Component data from apps and pages
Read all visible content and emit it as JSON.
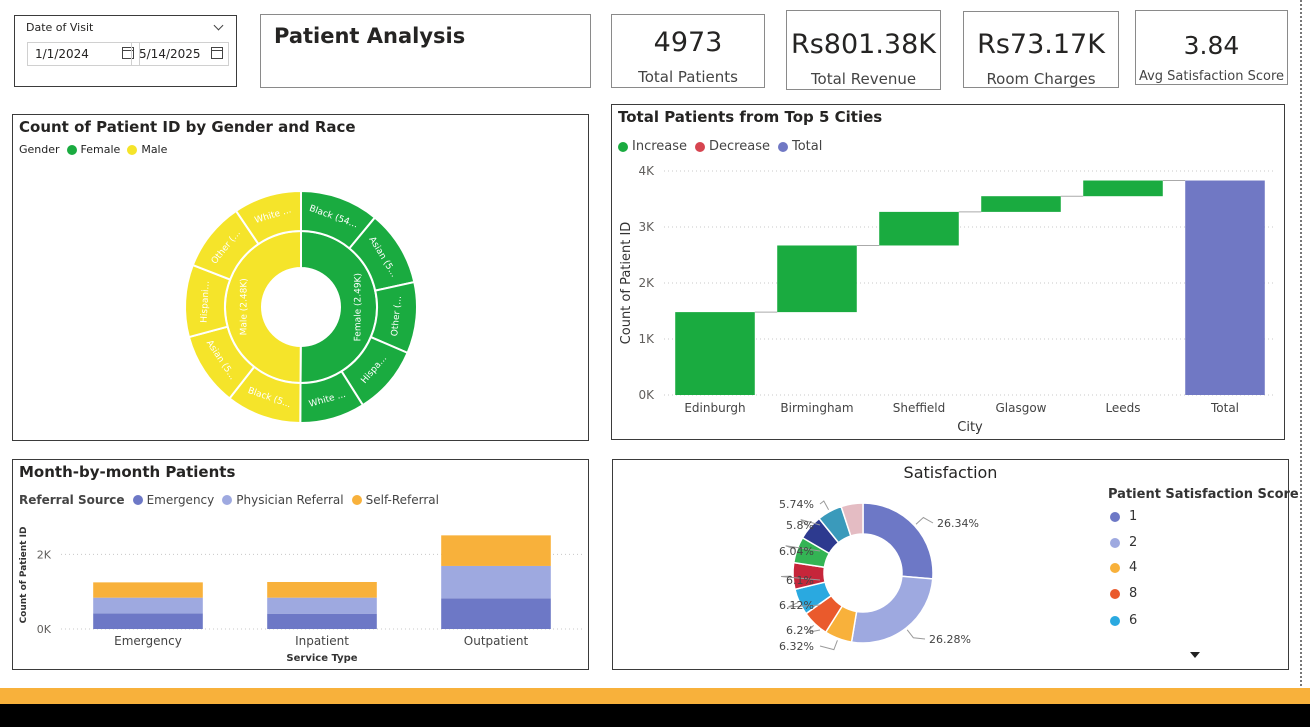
{
  "filter": {
    "label": "Date of Visit",
    "start": "1/1/2024",
    "end": "5/14/2025"
  },
  "page_title": "Patient Analysis",
  "kpis": [
    {
      "value": "4973",
      "label": "Total Patients"
    },
    {
      "value": "Rs801.38K",
      "label": "Total Revenue"
    },
    {
      "value": "Rs73.17K",
      "label": "Room Charges"
    },
    {
      "value": "3.84",
      "label": "Avg Satisfaction Score"
    }
  ],
  "colors": {
    "female": "#1aab40",
    "male": "#f5e42a",
    "increase": "#1aab40",
    "decrease": "#d64550",
    "total": "#7078c4",
    "emergency": "#6d78c6",
    "physician": "#9ea9e0",
    "self": "#f8b13b",
    "accent_bar": "#f8b13b",
    "footer": "#000000"
  },
  "chart_data": [
    {
      "type": "sunburst",
      "title": "Count of Patient ID by Gender and Race",
      "legend_title": "Gender",
      "legend": [
        "Female",
        "Male"
      ],
      "inner_labels": [
        "Female (2.49K)",
        "Male (2.48K)"
      ],
      "inner_values": [
        2490,
        2480
      ],
      "outer": [
        {
          "parent": "Female",
          "label": "Black (54...",
          "value": 546
        },
        {
          "parent": "Female",
          "label": "Asian (5...",
          "value": 525
        },
        {
          "parent": "Female",
          "label": "Other (...",
          "value": 493
        },
        {
          "parent": "Female",
          "label": "Hispa...",
          "value": 476
        },
        {
          "parent": "Female",
          "label": "White ...",
          "value": 450
        },
        {
          "parent": "Male",
          "label": "Black (5...",
          "value": 520
        },
        {
          "parent": "Male",
          "label": "Asian (5...",
          "value": 510
        },
        {
          "parent": "Male",
          "label": "Hispani...",
          "value": 500
        },
        {
          "parent": "Male",
          "label": "Other (...",
          "value": 480
        },
        {
          "parent": "Male",
          "label": "White ...",
          "value": 470
        }
      ]
    },
    {
      "type": "waterfall",
      "title": "Total Patients from Top 5 Cities",
      "legend": [
        "Increase",
        "Decrease",
        "Total"
      ],
      "categories": [
        "Edinburgh",
        "Birmingham",
        "Sheffield",
        "Glasgow",
        "Leeds",
        "Total"
      ],
      "values": [
        1480,
        1190,
        600,
        280,
        280,
        3830
      ],
      "xlabel": "City",
      "ylabel": "Count of Patient ID",
      "yticks": [
        "0K",
        "1K",
        "2K",
        "3K",
        "4K"
      ],
      "ylim": [
        0,
        4000
      ]
    },
    {
      "type": "bar",
      "stacked": true,
      "title": "Month-by-month Patients",
      "legend_title": "Referral Source",
      "categories": [
        "Emergency",
        "Inpatient",
        "Outpatient"
      ],
      "series": [
        {
          "name": "Emergency",
          "values": [
            420,
            410,
            820
          ]
        },
        {
          "name": "Physician Referral",
          "values": [
            420,
            430,
            870
          ]
        },
        {
          "name": "Self-Referral",
          "values": [
            410,
            420,
            820
          ]
        }
      ],
      "xlabel": "Service Type",
      "ylabel": "Count of Patient ID",
      "yticks": [
        "0K",
        "2K"
      ],
      "ylim": [
        0,
        2600
      ]
    },
    {
      "type": "pie",
      "donut": true,
      "title": "Satisfaction",
      "legend_title": "Patient Satisfaction Score",
      "slices": [
        {
          "name": "1",
          "value": 26.34,
          "label": "26.34%",
          "color": "#6d78c6"
        },
        {
          "name": "2",
          "value": 26.28,
          "label": "26.28%",
          "color": "#9ea9e0"
        },
        {
          "name": "4",
          "value": 6.32,
          "label": "6.32%",
          "color": "#f8b13b"
        },
        {
          "name": "8",
          "value": 6.2,
          "label": "6.2%",
          "color": "#ea5a2c"
        },
        {
          "name": "6",
          "value": 6.12,
          "label": "6.12%",
          "color": "#2aa9e0"
        },
        {
          "name": "",
          "value": 6.1,
          "label": "6.1%",
          "color": "#c6263a"
        },
        {
          "name": "",
          "value": 6.04,
          "label": "6.04%",
          "color": "#33b454"
        },
        {
          "name": "",
          "value": 5.8,
          "label": "5.8%",
          "color": "#2d3a8f"
        },
        {
          "name": "",
          "value": 5.74,
          "label": "5.74%",
          "color": "#3a9abb"
        },
        {
          "name": "",
          "value": 5.06,
          "label": "",
          "color": "#e4bcc3"
        }
      ]
    }
  ]
}
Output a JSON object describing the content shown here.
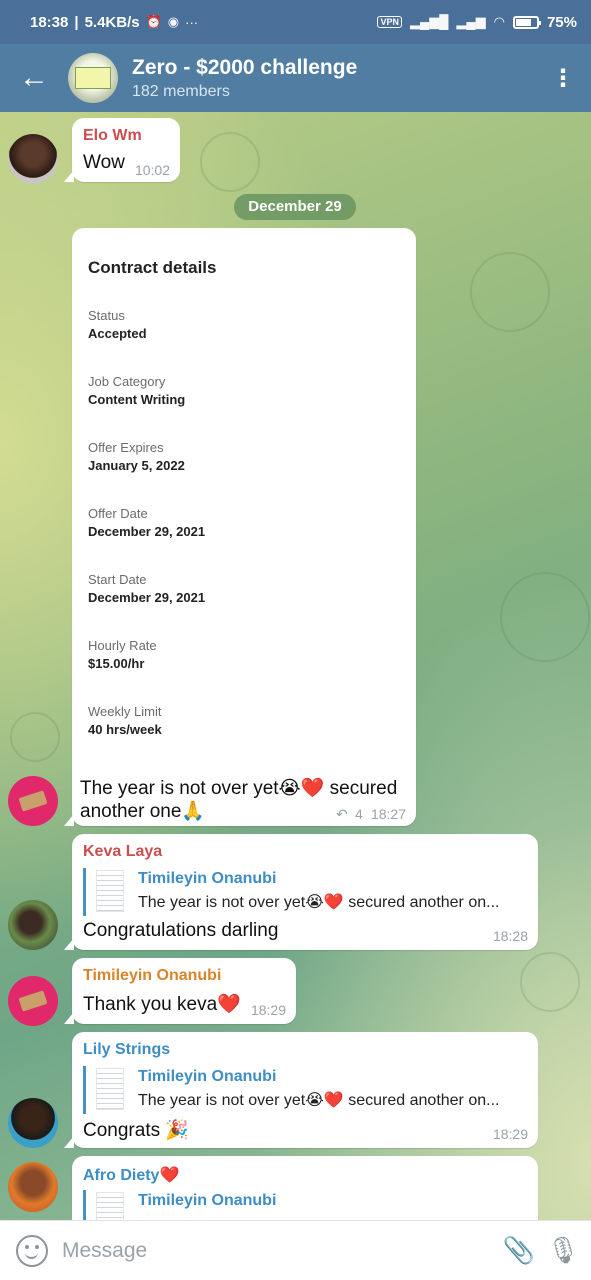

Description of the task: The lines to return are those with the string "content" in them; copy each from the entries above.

Result for this exercise:
Read all visible content and emit it as JSON.
Output a JSON object describing the content shown here.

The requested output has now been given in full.